U.S. Senator Ron Wyden of Oregon applauded Senate Finance Committee Chairman Max Baucus’ decision to formally request that the International Trade Commission (ITC) conduct a review of the U.S. hardwood plywood and wood flooring industry.
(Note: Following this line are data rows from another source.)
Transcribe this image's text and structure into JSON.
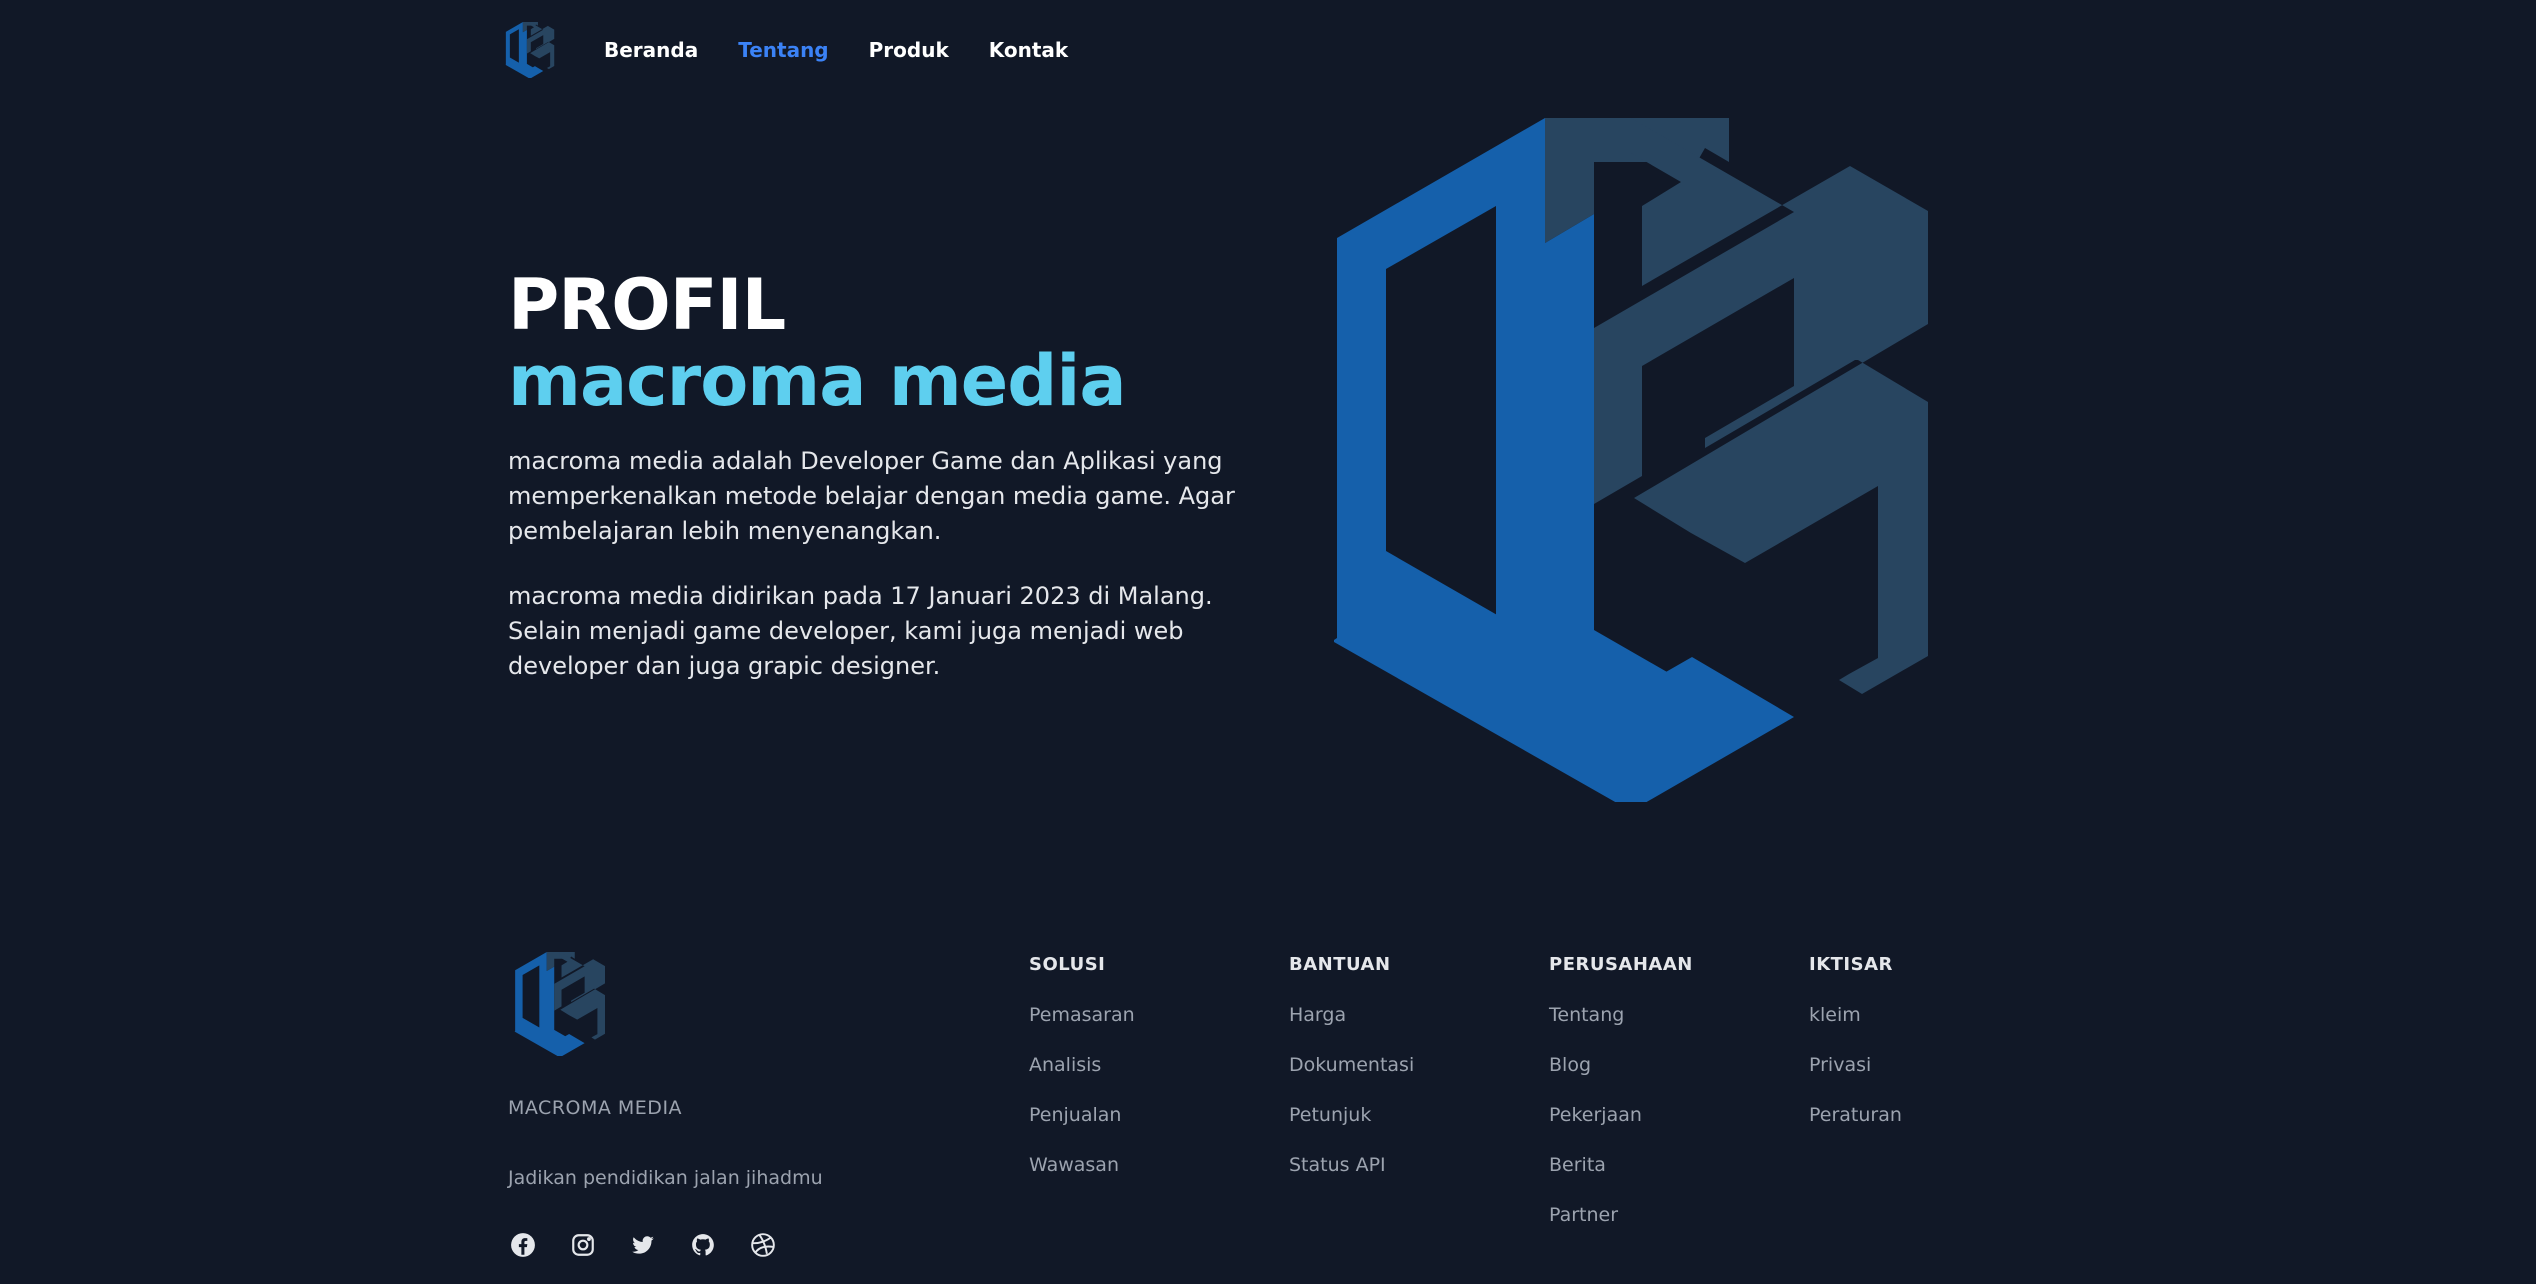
{
  "nav": {
    "links": [
      {
        "label": "Beranda",
        "active": false
      },
      {
        "label": "Tentang",
        "active": true
      },
      {
        "label": "Produk",
        "active": false
      },
      {
        "label": "Kontak",
        "active": false
      }
    ]
  },
  "hero": {
    "title_line1": "PROFIL",
    "title_line2": "macroma media",
    "paragraph1": "macroma media adalah Developer Game dan Aplikasi yang memperkenalkan metode belajar dengan media game. Agar pembelajaran lebih menyenangkan.",
    "paragraph2": "macroma media didirikan pada 17 Januari 2023 di Malang. Selain menjadi game developer, kami juga menjadi web developer dan juga grapic designer."
  },
  "footer": {
    "brand_name": "MACROMA MEDIA",
    "tagline": "Jadikan pendidikan jalan jihadmu",
    "social_icons": [
      "facebook-icon",
      "instagram-icon",
      "twitter-icon",
      "github-icon",
      "dribbble-icon"
    ],
    "columns": [
      {
        "title": "SOLUSI",
        "items": [
          "Pemasaran",
          "Analisis",
          "Penjualan",
          "Wawasan"
        ]
      },
      {
        "title": "BANTUAN",
        "items": [
          "Harga",
          "Dokumentasi",
          "Petunjuk",
          "Status API"
        ]
      },
      {
        "title": "PERUSAHAAN",
        "items": [
          "Tentang",
          "Blog",
          "Pekerjaan",
          "Berita",
          "Partner"
        ]
      },
      {
        "title": "IKTISAR",
        "items": [
          "kleim",
          "Privasi",
          "Peraturan"
        ]
      }
    ]
  },
  "colors": {
    "background": "#111827",
    "accent_blue": "#3b82f6",
    "logo_blue": "#1560ab",
    "logo_slate": "#284560",
    "title_cyan": "#5ecfef"
  }
}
Nearly 2,000 Oregonians work in the hardwood plywood industry.
“I applaud Chairman Baucus’ decision to request an International Trade Commission study to investigate unfair Chinese trade practices that are hurting U.S. hardwood plywood manufacturers and threatening family wage jobs in Oregon and around the country,” Wyden said. “I am confident that the results of the investigation will give the Administration and industry additional leverage to use to curb these troubling practices and protect American jobs.”
Baucus requested the review, called a “Section 332 Review, Wednesday. “332” is a reference to section 332 of the Tariff Act of 1930, which authorizes the ITC to carry out general fact finding investigations on matters involving international trade, including the conditions of competition between U.S. and foreign industries.
In late November 2006, Wyden sent letters to the U.S Trade Representative, the Secretary of Commerce, the Secretary of Homeland Security and the Customs and Border Protection Commissioner expressing his serious concerns regarding a number of Chinese hardwood plywood industry trade practices, which were relayed to him by members of the hardwood plywood industry and others. Practices discussed in the Wyden letter included Chinese hardwood plywood dumping, illegal subsidies, tariff misclassification, fraudulent stamping, and illegal logging.
Since then Senator Wyden has held multiple meetings with Administration officials to discuss the allegations made in his letter and to urge them to investigate and take action to address them. On February 2, 2007, USTR filed a World Trade Organization subsidies case against the Chinese that specifically targets the illegal practices of the Chinese hardwood plywood industry.
On February 22, 2007, Wyden met with Joe Gonyea III, COO of Timber Products Company, other industry leaders, and workers in Eugene to discuss the effects of the Chinese trade practices and the progress of the case.